WHAT YOU HAVE TO DO: The lines to copy are those with "views" in them. Pull each one from the entries below.
◆ ◆ ◆
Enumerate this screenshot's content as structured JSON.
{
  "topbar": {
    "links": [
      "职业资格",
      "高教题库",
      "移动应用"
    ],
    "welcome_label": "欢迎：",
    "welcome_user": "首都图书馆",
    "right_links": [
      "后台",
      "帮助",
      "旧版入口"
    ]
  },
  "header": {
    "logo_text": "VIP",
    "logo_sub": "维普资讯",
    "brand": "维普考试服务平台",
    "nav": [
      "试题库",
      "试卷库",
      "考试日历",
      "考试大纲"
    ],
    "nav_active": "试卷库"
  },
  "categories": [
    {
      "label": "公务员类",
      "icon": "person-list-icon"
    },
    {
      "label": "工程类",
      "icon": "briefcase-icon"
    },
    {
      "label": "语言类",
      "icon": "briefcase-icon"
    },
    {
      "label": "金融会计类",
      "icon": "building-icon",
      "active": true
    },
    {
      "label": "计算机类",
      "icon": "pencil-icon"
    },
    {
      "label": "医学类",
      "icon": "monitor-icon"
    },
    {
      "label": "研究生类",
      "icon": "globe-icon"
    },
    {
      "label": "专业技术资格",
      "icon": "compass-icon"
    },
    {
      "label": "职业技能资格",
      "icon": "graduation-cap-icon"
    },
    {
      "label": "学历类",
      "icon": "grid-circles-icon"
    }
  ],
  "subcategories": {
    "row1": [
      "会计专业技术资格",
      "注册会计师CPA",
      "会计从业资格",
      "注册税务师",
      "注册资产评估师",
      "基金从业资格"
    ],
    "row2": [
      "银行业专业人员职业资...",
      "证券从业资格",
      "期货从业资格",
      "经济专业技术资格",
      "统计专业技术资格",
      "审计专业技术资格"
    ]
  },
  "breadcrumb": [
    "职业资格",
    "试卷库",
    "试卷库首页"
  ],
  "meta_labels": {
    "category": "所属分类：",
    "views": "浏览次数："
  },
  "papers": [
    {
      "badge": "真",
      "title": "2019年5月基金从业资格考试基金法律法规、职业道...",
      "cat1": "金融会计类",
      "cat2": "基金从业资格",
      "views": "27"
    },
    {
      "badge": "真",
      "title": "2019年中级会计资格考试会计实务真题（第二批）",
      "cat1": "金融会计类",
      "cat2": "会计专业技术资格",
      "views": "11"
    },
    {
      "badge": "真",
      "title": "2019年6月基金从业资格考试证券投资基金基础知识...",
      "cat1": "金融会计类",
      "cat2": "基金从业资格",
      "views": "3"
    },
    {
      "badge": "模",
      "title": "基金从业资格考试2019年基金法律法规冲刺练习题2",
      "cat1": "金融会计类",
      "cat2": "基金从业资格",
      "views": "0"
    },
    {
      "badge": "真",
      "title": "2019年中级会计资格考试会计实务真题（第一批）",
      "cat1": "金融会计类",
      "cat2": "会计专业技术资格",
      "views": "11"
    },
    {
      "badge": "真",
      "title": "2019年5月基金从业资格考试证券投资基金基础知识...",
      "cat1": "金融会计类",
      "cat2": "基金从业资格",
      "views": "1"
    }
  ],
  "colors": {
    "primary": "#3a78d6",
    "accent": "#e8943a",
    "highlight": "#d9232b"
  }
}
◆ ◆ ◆
TASK OUTPUT:
    "views": "浏览次数："
      "views": "27"
      "views": "11"
      "views": "3"
      "views": "0"
      "views": "11"
      "views": "1"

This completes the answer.